## WHAT YOU SHOULD DO
Please copy the records below word for word, leaving out the pictures.
GIVEN RECORDS: Begin
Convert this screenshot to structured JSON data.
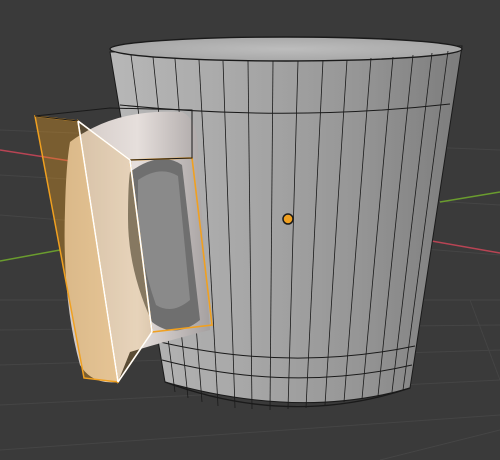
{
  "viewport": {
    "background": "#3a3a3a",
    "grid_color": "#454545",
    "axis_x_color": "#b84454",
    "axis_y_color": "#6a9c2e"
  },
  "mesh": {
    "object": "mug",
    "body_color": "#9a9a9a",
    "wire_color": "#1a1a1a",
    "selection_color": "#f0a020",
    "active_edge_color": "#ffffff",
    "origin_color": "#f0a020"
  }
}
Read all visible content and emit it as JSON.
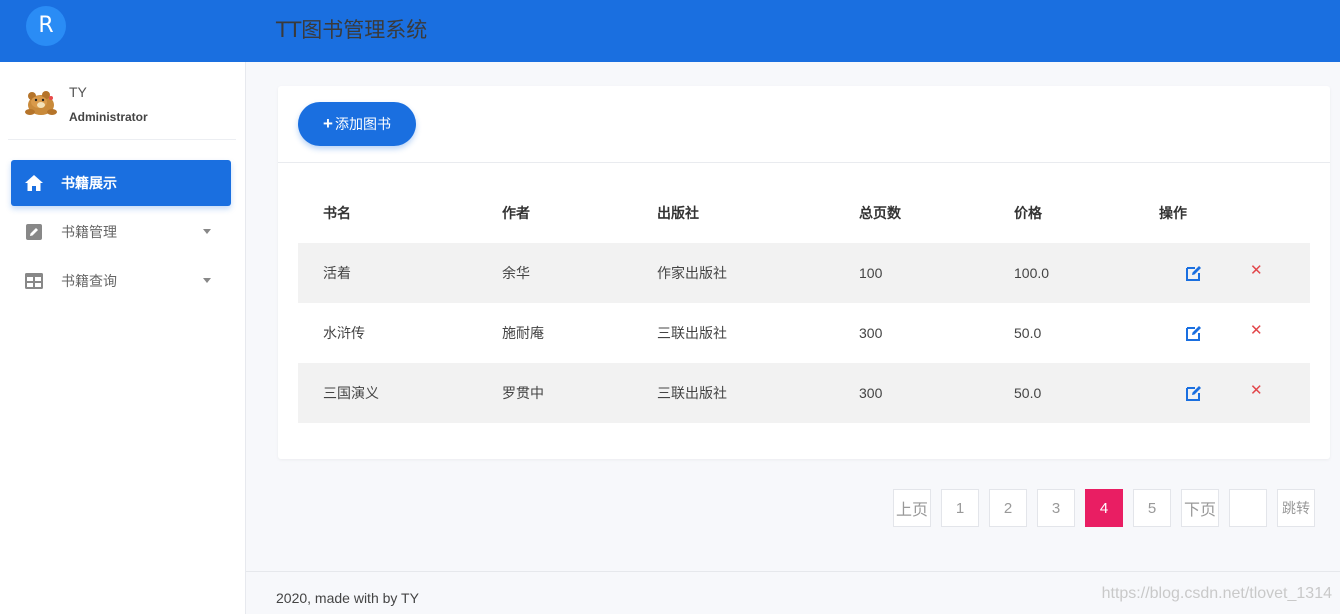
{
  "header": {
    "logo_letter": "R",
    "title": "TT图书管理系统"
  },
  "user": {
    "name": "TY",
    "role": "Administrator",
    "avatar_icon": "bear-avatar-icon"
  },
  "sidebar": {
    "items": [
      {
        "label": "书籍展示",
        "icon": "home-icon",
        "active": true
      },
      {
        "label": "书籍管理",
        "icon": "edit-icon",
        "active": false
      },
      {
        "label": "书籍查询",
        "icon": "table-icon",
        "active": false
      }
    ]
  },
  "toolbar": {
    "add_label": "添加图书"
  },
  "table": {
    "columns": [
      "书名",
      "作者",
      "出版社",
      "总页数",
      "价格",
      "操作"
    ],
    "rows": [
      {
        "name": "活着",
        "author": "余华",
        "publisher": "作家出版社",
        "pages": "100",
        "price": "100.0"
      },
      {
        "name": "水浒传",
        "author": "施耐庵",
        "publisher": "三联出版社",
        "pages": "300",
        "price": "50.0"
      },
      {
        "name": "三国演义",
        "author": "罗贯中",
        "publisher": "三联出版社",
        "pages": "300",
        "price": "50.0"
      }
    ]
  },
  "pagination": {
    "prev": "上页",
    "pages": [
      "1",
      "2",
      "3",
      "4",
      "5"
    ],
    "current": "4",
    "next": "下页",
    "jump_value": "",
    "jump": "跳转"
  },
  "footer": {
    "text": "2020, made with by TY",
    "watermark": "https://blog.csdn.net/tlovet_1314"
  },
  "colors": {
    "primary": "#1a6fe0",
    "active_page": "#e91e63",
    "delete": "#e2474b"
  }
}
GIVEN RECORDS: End
## COMPLETED EXERCISE
Convert this screenshot to structured JSON data.
{
  "viewport": {
    "background": "#3a3a3a",
    "grid_color": "#454545",
    "axis_x_color": "#b84454",
    "axis_y_color": "#6a9c2e"
  },
  "mesh": {
    "object": "mug",
    "body_color": "#9a9a9a",
    "wire_color": "#1a1a1a",
    "selection_color": "#f0a020",
    "active_edge_color": "#ffffff",
    "origin_color": "#f0a020"
  }
}
Read all visible content and emit it as JSON.
{
  "header": {
    "logo_letter": "R",
    "title": "TT图书管理系统"
  },
  "user": {
    "name": "TY",
    "role": "Administrator",
    "avatar_icon": "bear-avatar-icon"
  },
  "sidebar": {
    "items": [
      {
        "label": "书籍展示",
        "icon": "home-icon",
        "active": true
      },
      {
        "label": "书籍管理",
        "icon": "edit-icon",
        "active": false
      },
      {
        "label": "书籍查询",
        "icon": "table-icon",
        "active": false
      }
    ]
  },
  "toolbar": {
    "add_label": "添加图书"
  },
  "table": {
    "columns": [
      "书名",
      "作者",
      "出版社",
      "总页数",
      "价格",
      "操作"
    ],
    "rows": [
      {
        "name": "活着",
        "author": "余华",
        "publisher": "作家出版社",
        "pages": "100",
        "price": "100.0"
      },
      {
        "name": "水浒传",
        "author": "施耐庵",
        "publisher": "三联出版社",
        "pages": "300",
        "price": "50.0"
      },
      {
        "name": "三国演义",
        "author": "罗贯中",
        "publisher": "三联出版社",
        "pages": "300",
        "price": "50.0"
      }
    ]
  },
  "pagination": {
    "prev": "上页",
    "pages": [
      "1",
      "2",
      "3",
      "4",
      "5"
    ],
    "current": "4",
    "next": "下页",
    "jump_value": "",
    "jump": "跳转"
  },
  "footer": {
    "text": "2020, made with by TY",
    "watermark": "https://blog.csdn.net/tlovet_1314"
  },
  "colors": {
    "primary": "#1a6fe0",
    "active_page": "#e91e63",
    "delete": "#e2474b"
  }
}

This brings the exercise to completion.